“Just everything. There’s a ton of tape showing I can make all the throws,” Ehlinger told SI.com of what he’s shown to NFL teams. “Been in lot of big games, played in a lot of games. Really just being all-around, from having leadership to football IQ to also being a guy that can do it all.”
Though he still carries the reputation of a bullish, tough, and gritty dual-threat quarterback who can chip away at defenses with his legs — certainly a strength of his as as he rushed for 1,903 rushing yards and 33 touchdowns — Ehlinger placed increased emphasis on becoming more of a pocket passer as a senior, and it paid off. He displayed improved footwork, maneuverability and patience in the pocket, even when navigating pressure, and he keeps his eyes downfield works through his progressions — the same can be said for when Ehlinger turns the field into the sandlot and improvises, which is what made him such a weapon at Texas.
On the other hand, though, that’s a two-sided coin for Ehlinger, who resorted to hero ball a bit too often, resulting in critical sacks that didn’t align with his experience at the position.
Ehlinger’s greatest quality may be his intangibles, but that may also be his greatest detriment as he prepares for the NFL. Ehlinger’s a natural leader who became the heart of the team even as a freshman, and he played accordingly until his final appearance. He owns a reputation as a fierce competitor who thrives in the moment and through adversity, oftentimes almost singlehandedly willing Texas to wins.
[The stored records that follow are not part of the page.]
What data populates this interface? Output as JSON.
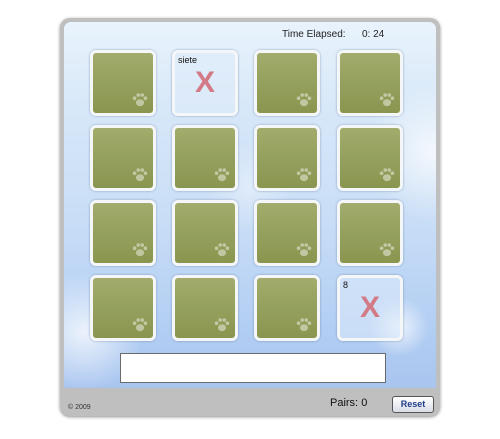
{
  "game": {
    "time_label": "Time Elapsed:",
    "time_value": "0: 24",
    "pairs_label": "Pairs:",
    "pairs_value": "0",
    "reset_label": "Reset",
    "copyright": "© 2009",
    "answer_value": ""
  },
  "cards": [
    {
      "state": "face-down"
    },
    {
      "state": "face-up",
      "word": "siete",
      "mark": "X"
    },
    {
      "state": "face-down"
    },
    {
      "state": "face-down"
    },
    {
      "state": "face-down"
    },
    {
      "state": "face-down"
    },
    {
      "state": "face-down"
    },
    {
      "state": "face-down"
    },
    {
      "state": "face-down"
    },
    {
      "state": "face-down"
    },
    {
      "state": "face-down"
    },
    {
      "state": "face-down"
    },
    {
      "state": "face-down"
    },
    {
      "state": "face-down"
    },
    {
      "state": "face-down"
    },
    {
      "state": "face-up",
      "word": "8",
      "mark": "X"
    }
  ],
  "colors": {
    "card_back": "#939f5c",
    "mismatch_mark": "#d27a86",
    "reset_text": "#1f3c8a"
  },
  "icons": {
    "card_back": "paw-print-icon"
  }
}
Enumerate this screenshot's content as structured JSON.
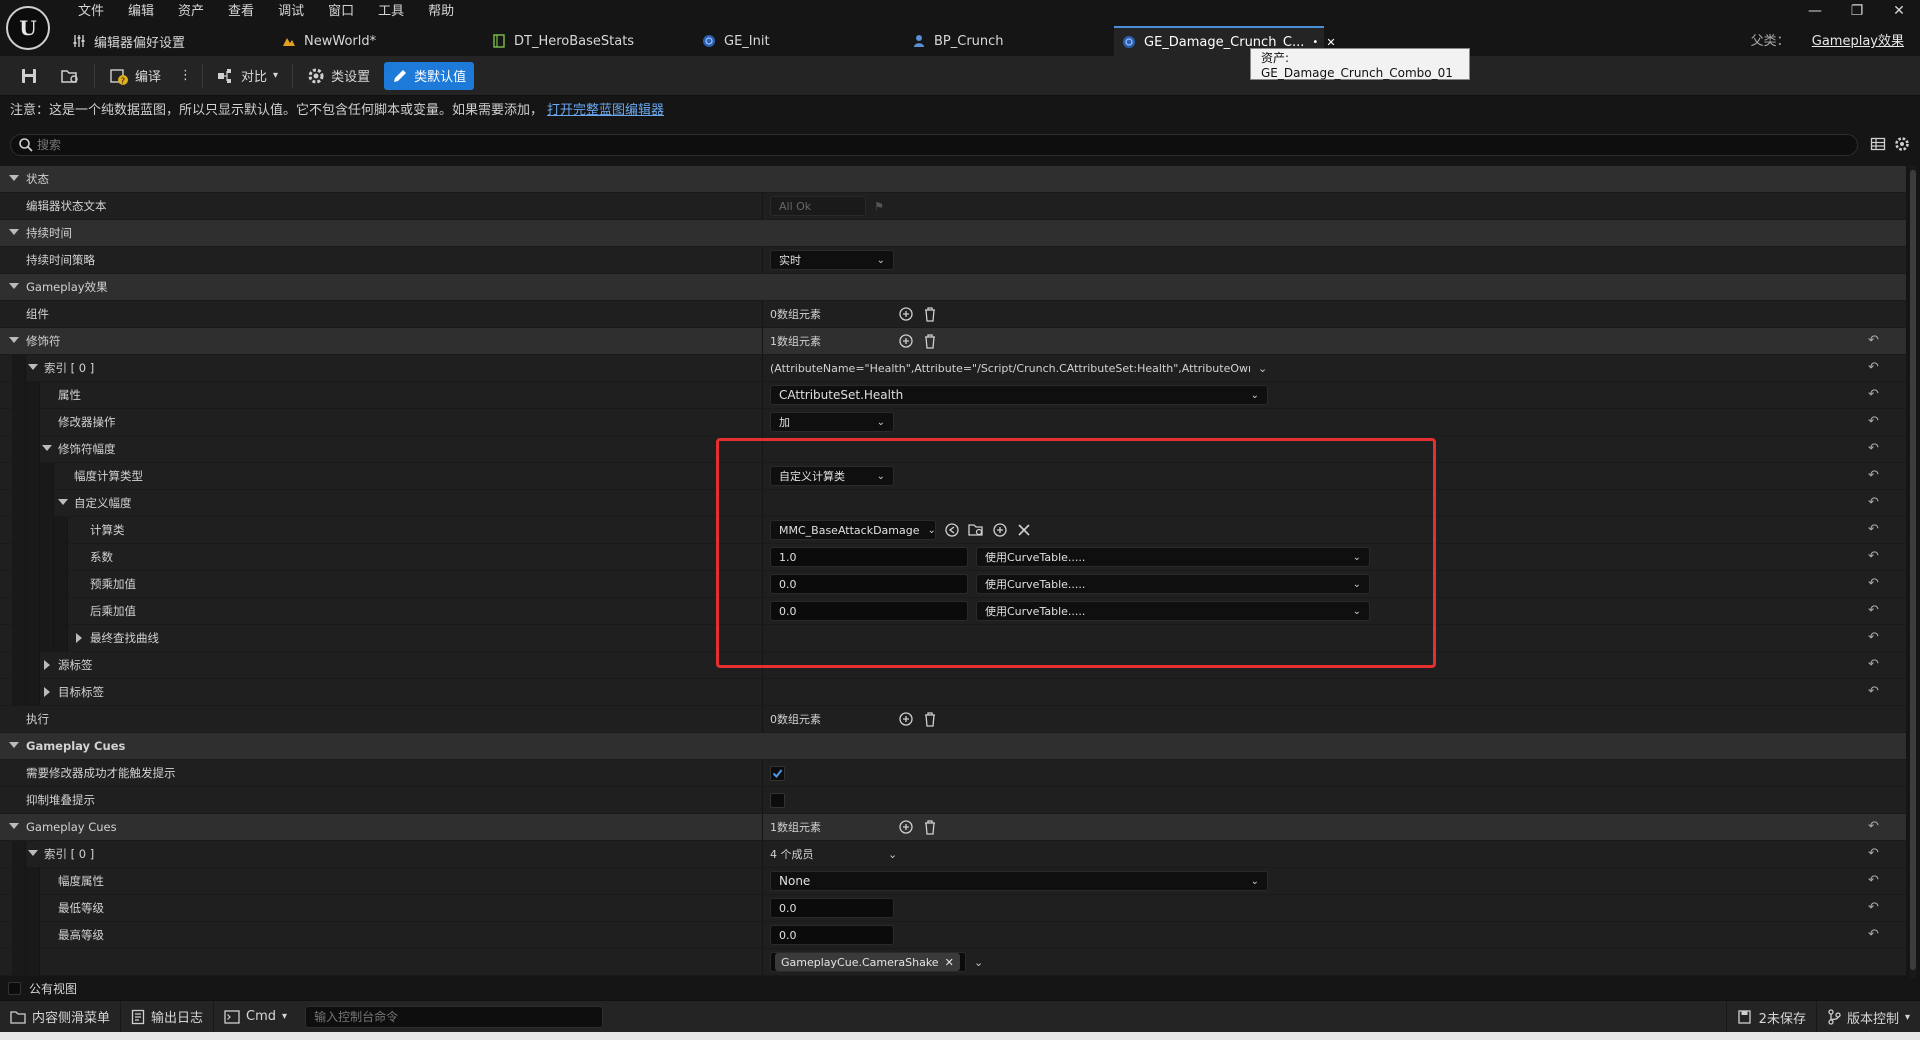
{
  "app": {
    "logo": "U",
    "menu": [
      "文件",
      "编辑",
      "资产",
      "查看",
      "调试",
      "窗口",
      "工具",
      "帮助"
    ],
    "tabs": [
      {
        "label": "编辑器偏好设置",
        "icon": "sliders-icon"
      },
      {
        "label": "NewWorld*",
        "icon": "level-icon"
      },
      {
        "label": "DT_HeroBaseStats",
        "icon": "datatable-icon"
      },
      {
        "label": "GE_Init",
        "icon": "blueprint-icon"
      },
      {
        "label": "BP_Crunch",
        "icon": "character-icon"
      },
      {
        "label": "GE_Damage_Crunch_C...",
        "icon": "blueprint-icon",
        "active": true
      }
    ],
    "parent_label": "父类：",
    "parent_value": "Gameplay效果",
    "tooltip": "资产: GE_Damage_Crunch_Combo_01"
  },
  "toolbar": {
    "compile": "编译",
    "diff": "对比",
    "class_settings": "类设置",
    "class_defaults": "类默认值"
  },
  "notice": {
    "text": "注意：这是一个纯数据蓝图，所以只显示默认值。它不包含任何脚本或变量。如果需要添加，",
    "link": "打开完整蓝图编辑器"
  },
  "search": {
    "placeholder": "搜索"
  },
  "props": {
    "status_section": "状态",
    "editor_status_text": "编辑器状态文本",
    "editor_status_value": "All Ok",
    "duration_section": "持续时间",
    "duration_policy": "持续时间策略",
    "duration_policy_value": "实时",
    "gameplay_effect_section": "Gameplay效果",
    "components": "组件",
    "components_value": "0数组元素",
    "modifiers": "修饰符",
    "modifiers_value": "1数组元素",
    "index0": "索引 [ 0 ]",
    "index0_value": "(AttributeName=\"Health\",Attribute=\"/Script/Crunch.CAttributeSet:Health\",AttributeOwner=\"/",
    "attribute": "属性",
    "attribute_value": "CAttributeSet.Health",
    "modifier_op": "修改器操作",
    "modifier_op_value": "加",
    "modifier_magnitude": "修饰符幅度",
    "magnitude_calc_type": "幅度计算类型",
    "magnitude_calc_type_value": "自定义计算类",
    "custom_magnitude": "自定义幅度",
    "calc_class": "计算类",
    "calc_class_value": "MMC_BaseAttackDamage",
    "coefficient": "系数",
    "coefficient_value": "1.0",
    "pre_multiply": "预乘加值",
    "pre_multiply_value": "0.0",
    "post_multiply": "后乘加值",
    "post_multiply_value": "0.0",
    "curve_table": "使用CurveTable.....",
    "final_lookup_curve": "最终查找曲线",
    "source_tags": "源标签",
    "target_tags": "目标标签",
    "executions": "执行",
    "executions_value": "0数组元素",
    "cues_section": "Gameplay Cues",
    "require_modifier_success": "需要修改器成功才能触发提示",
    "suppress_stacking": "抑制堆叠提示",
    "cues": "Gameplay Cues",
    "cues_value": "1数组元素",
    "cue_index0": "索引 [ 0 ]",
    "cue_index0_value": "4 个成员",
    "magnitude_attribute": "幅度属性",
    "magnitude_attribute_value": "None",
    "min_level": "最低等级",
    "min_level_value": "0.0",
    "max_level": "最高等级",
    "max_level_value": "0.0",
    "cue_tag": "GameplayCue.CameraShake"
  },
  "public_view": "公有视图",
  "statusbar": {
    "content_drawer": "内容侧滑菜单",
    "output_log": "输出日志",
    "cmd": "Cmd",
    "cmd_placeholder": "输入控制台命令",
    "unsaved": "2未保存",
    "source_control": "版本控制"
  },
  "colors": {
    "accent": "#1e7ad8",
    "highlight": "#e53030",
    "check": "#4a9ae8"
  }
}
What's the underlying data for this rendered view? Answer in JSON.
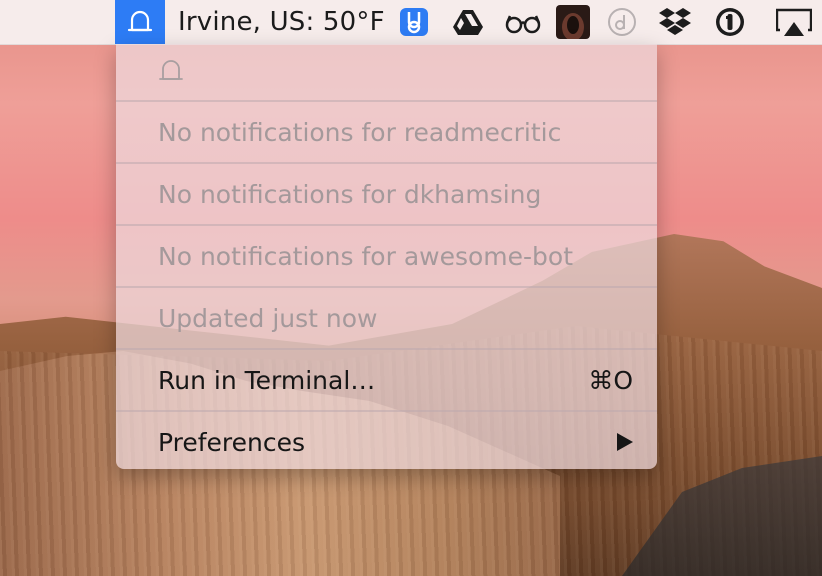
{
  "menubar": {
    "weather_label": "Irvine, US: 50°F",
    "icons": [
      "bell-icon",
      "mobile-app-icon",
      "google-drive-icon",
      "glasses-icon",
      "profile-photo-icon",
      "d-circle-icon",
      "dropbox-icon",
      "1password-icon",
      "airplay-icon"
    ],
    "active_bg_color": "#2d7cf5"
  },
  "menu": {
    "header_icon": "bell-icon",
    "items": [
      {
        "label": "No notifications for readmecritic",
        "enabled": false
      },
      {
        "label": "No notifications for dkhamsing",
        "enabled": false
      },
      {
        "label": "No notifications for awesome-bot",
        "enabled": false
      },
      {
        "label": "Updated just now",
        "enabled": false
      },
      {
        "label": "Run in Terminal…",
        "shortcut": "⌘O",
        "enabled": true
      },
      {
        "label": "Preferences",
        "submenu": true,
        "enabled": true
      }
    ]
  }
}
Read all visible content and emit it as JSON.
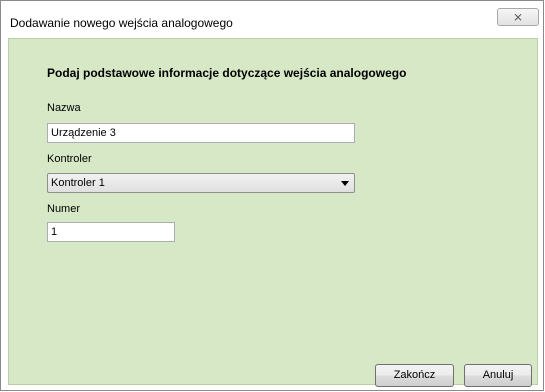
{
  "window": {
    "title": "Dodawanie nowego wejścia analogowego",
    "close_glyph": "⨯"
  },
  "form": {
    "heading": "Podaj podstawowe informacje dotyczące wejścia analogowego",
    "name_label": "Nazwa",
    "name_value": "Urządzenie 3",
    "controller_label": "Kontroler",
    "controller_value": "Kontroler 1",
    "number_label": "Numer",
    "number_value": "1"
  },
  "buttons": {
    "finish": "Zakończ",
    "cancel": "Anuluj"
  },
  "colors": {
    "content_background": "#d7e8c7"
  }
}
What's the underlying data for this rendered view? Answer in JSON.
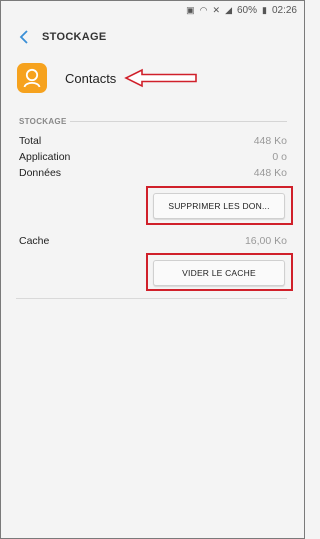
{
  "status": {
    "battery": "60%",
    "time": "02:26"
  },
  "app_bar": {
    "title": "STOCKAGE"
  },
  "app_header": {
    "name": "Contacts"
  },
  "storage": {
    "section_label": "STOCKAGE",
    "rows": [
      {
        "label": "Total",
        "value": "448 Ko"
      },
      {
        "label": "Application",
        "value": "0 o"
      },
      {
        "label": "Données",
        "value": "448 Ko"
      }
    ],
    "clear_data_button": "SUPPRIMER LES DON..."
  },
  "cache": {
    "label": "Cache",
    "value": "16,00 Ko",
    "clear_cache_button": "VIDER LE CACHE"
  },
  "colors": {
    "app_icon": "#f6a21e",
    "accent": "#3a8fd6",
    "highlight": "#d0202a"
  }
}
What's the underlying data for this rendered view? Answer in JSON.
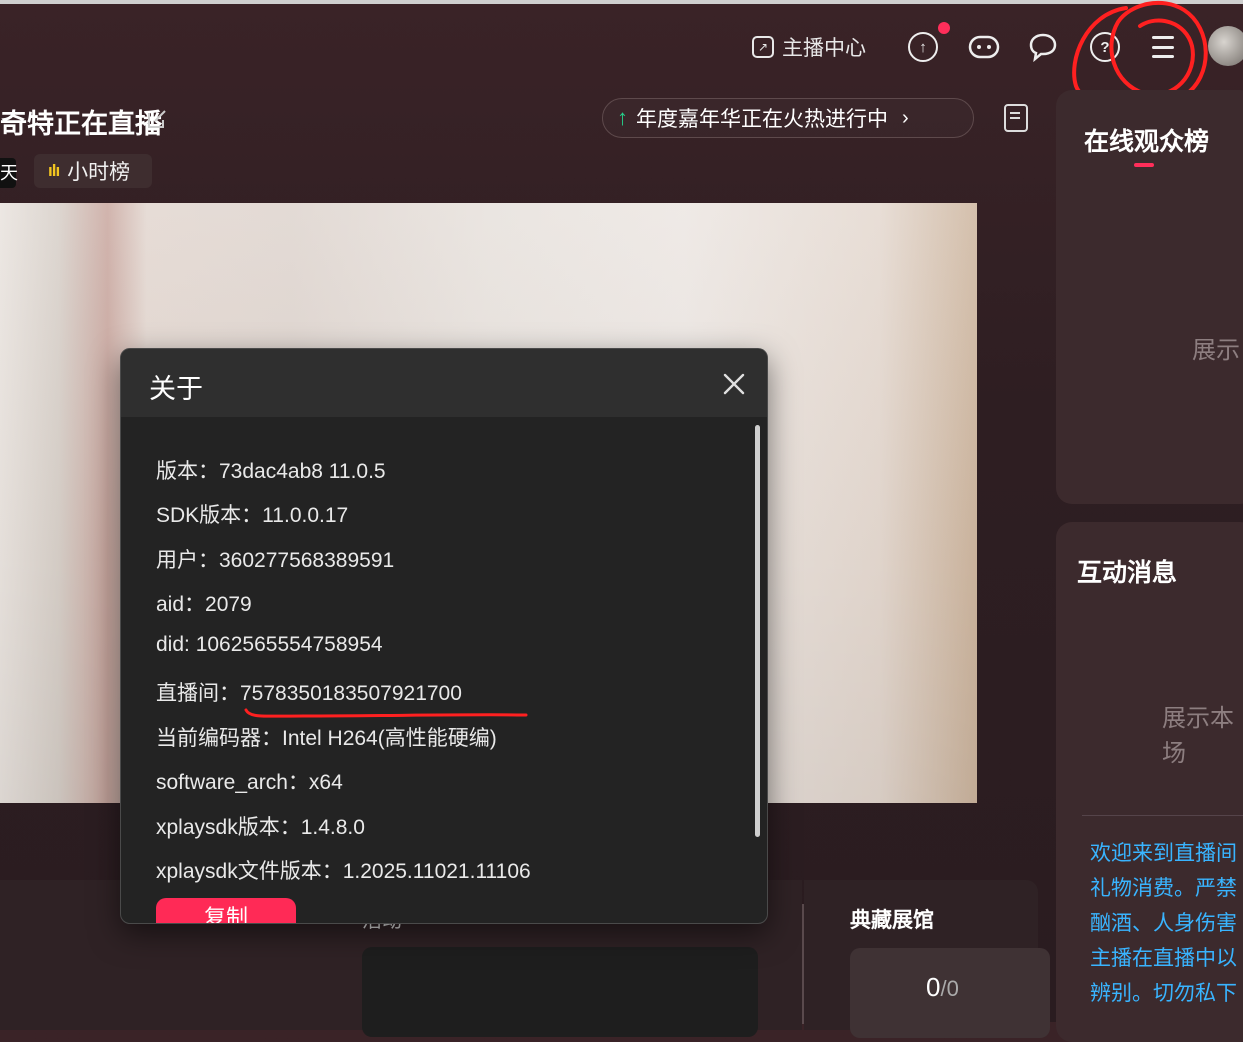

Ehlinger’s charisma helped him become one of the most beloved Longhorns in recent memory, so it’s no surprise that he was mentioned among those excelling throughout the interview portion of the draft process.
But in a vacuum, that’s largely what Ehlinger is most known for — that and his bullish ability to beat teams with his legs — which explains the seemingly unending national comparisons to former Florida Gators star Tim Tebow.
The other side of the comparison? The murmurs of an inconsistent, inaccurate passer with flawed mechanics. The similarities between the two allowed each to blossom into college stars — of course, Tebow more so than Ehlinger — before Tebow’s underwhelming NFL career ended after only 35 appearances, so the challenge at hand for Ehlinger is to overcome the criticisms about his arm strength and accuracy, though adequate, as well as his mechanics.
With the NFL Draft set to start on Thursday, Ehlinger projects as a backup whose skill set and frame could see him serve as a specialist, as well. Depending on his development as he transitions into the league, it’s quite possible — even likely — that Ehlinger can become a mainstay on an NFL roster as a serviceable game manager and enjoy a career similar to that of Colt McCoy, who has completed 60.7 percent of his career attempts and tallied 6,455 yards and 30 touchdowns.